Saturday, April 11, 2015

The Russians Are Coming! The Russians Are Coming!

There was a 1966 slapstick comedy called The Russians Are Coming! The Russians Are Coming! The movie description was: "Without hostile intent, a Soviet sub runs aground off New England. Men are sent for a boat, but many villagers go into a tizzy..."

You might ask what this has to do with modeling the Pennsylvania - Reading Seashore Lines in N scale? Good question!  But I have a question of my own. While looking at the Google stats showing the origins of hits on my blog I found this:

So I am super curious why the "Russians" (or the Swiss for that matter) are interested in the PRSL in N scale. (The Ukrainians have also had their hits on my site.) 

So if any of those non-USA readers see this, would you please satisfy my curiosity and tell me what you find interesting here. Otherwise we will have get Jonathan Winters out of his tomb and send him looking for you!

Friday, April 10, 2015

The Philly High Line

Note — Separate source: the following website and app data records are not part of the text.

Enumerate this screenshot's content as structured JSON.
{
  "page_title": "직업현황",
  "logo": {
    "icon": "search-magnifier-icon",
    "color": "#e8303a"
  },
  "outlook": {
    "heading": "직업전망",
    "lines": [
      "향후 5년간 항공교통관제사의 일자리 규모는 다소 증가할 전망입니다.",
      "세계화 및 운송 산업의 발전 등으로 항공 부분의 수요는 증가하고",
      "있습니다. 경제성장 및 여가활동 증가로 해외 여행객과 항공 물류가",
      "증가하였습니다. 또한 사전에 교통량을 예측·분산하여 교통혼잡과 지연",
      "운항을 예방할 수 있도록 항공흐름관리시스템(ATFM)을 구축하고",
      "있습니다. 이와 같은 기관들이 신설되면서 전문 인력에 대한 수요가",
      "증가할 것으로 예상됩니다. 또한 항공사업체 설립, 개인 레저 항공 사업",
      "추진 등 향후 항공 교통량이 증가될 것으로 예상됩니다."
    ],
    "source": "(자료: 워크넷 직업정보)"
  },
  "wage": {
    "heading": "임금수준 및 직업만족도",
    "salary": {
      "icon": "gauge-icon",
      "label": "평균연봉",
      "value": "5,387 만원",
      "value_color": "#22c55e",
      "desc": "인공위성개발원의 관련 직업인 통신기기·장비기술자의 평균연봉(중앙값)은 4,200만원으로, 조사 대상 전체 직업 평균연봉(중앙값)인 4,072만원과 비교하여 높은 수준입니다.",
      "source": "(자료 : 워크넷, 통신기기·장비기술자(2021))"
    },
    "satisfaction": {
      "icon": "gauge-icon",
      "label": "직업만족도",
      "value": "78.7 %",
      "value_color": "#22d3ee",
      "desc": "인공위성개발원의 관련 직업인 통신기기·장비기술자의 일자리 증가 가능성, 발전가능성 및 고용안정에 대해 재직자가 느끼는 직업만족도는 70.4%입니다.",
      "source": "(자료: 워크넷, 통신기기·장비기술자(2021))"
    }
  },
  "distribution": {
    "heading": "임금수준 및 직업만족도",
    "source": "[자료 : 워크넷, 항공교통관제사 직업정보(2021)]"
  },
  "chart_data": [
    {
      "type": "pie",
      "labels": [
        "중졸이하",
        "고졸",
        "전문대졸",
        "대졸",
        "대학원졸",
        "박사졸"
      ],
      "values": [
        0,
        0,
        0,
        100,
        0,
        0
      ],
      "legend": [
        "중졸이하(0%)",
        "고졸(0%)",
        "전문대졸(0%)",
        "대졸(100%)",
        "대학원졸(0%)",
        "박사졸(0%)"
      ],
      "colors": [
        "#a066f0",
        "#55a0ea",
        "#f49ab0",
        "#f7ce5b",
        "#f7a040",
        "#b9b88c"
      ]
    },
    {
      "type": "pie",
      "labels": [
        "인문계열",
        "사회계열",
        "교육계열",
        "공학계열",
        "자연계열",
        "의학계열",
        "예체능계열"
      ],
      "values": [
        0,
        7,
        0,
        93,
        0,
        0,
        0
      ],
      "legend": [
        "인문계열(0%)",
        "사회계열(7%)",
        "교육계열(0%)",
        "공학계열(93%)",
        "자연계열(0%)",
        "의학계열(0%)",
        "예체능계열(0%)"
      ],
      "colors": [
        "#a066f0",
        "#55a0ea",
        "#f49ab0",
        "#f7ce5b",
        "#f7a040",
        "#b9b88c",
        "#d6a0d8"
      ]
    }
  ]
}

While waiting for electrical supplies for the Camden/Philly control panel, I turned my attention to the freight high line behind the 30th street station in Philadelphia.

Here is the effect I'm trying to achieve:

I used the lower portion of only 2 Micro Engineering trestles (the bridge is double tracked) and 3 of the wider girder pieces so I have tons of material left over from the 4 kits I collected.

Anyway here is where I started.

And here is the baby step intermediate progress.

Still needs railings, catenary structures (from where?) and a backdrop (someday).

So, hi ho, and onto the station area we go!

Saturday, April 4, 2015

Control Panels and St. Pat's

Control Panels

I got 2 of my 3 control panels replaced with ones using mini-toggle switches. The old panels used Atlas Selectors.

In my September 20, 2014 blog entry I listed "Things That Should Be Illegal to Give Rick!" Topping the list was a soldering iron. So why risk additional burns (3 minor) to solder mini-toggles?

The old set-up with Atlas Selectores was fine for continuous running but a hassle when switching (and this is a layout set up for switching operation sessions). It is a DC layout (due to costs and 45 years of accumulated equipment; ditto for code 80 track and 52 turnouts). Doing run-arounds and set-outs/pickups meant searching the various track diagrams on the side of the layout for the Selector number and then finding the Selector switch. This should eliminate much of the hunt and peck.

The Westville panel has 9 toggles and the Woodbury panel 18 (the Camden/Philly panel will have 23). I have now run out of 24 AWG wire, terminal blocks and connector spades. The last panel will have to wait until after the tax season ends anyway.

Westville (/Brooklawn/North Woodbury) Panel:

Wiring the panels:

The Woodbury panel:

St Pat's Church

In the Woodbury station area, the principal structure after the station is the Roman Catholic church (St Patrick's) across the street.

My stand-in has been a very Presbyterian looking church (I love the model but it is a poor representation of the prototype).
I recently saw a Tomytec church on eBay. It has many of the characteristics of St Pat's so I ordered one and plopped it down on Cooper Street across from the station. (Yes, it needs to have the foundations "buried".)

While far from perfect it does have many of the characteristics of St Pat's, the buttresses, window styles, etc. so it should be a closer stand-in. Down the road (ha ha) it should have the narthex shorted and appropriate doors put in and a grayish tint to make the bricks look more like a stone structure. It also needs a new roof structure to eliminate the upper false front.

Progress is our most important product (even if it comes in baby steps).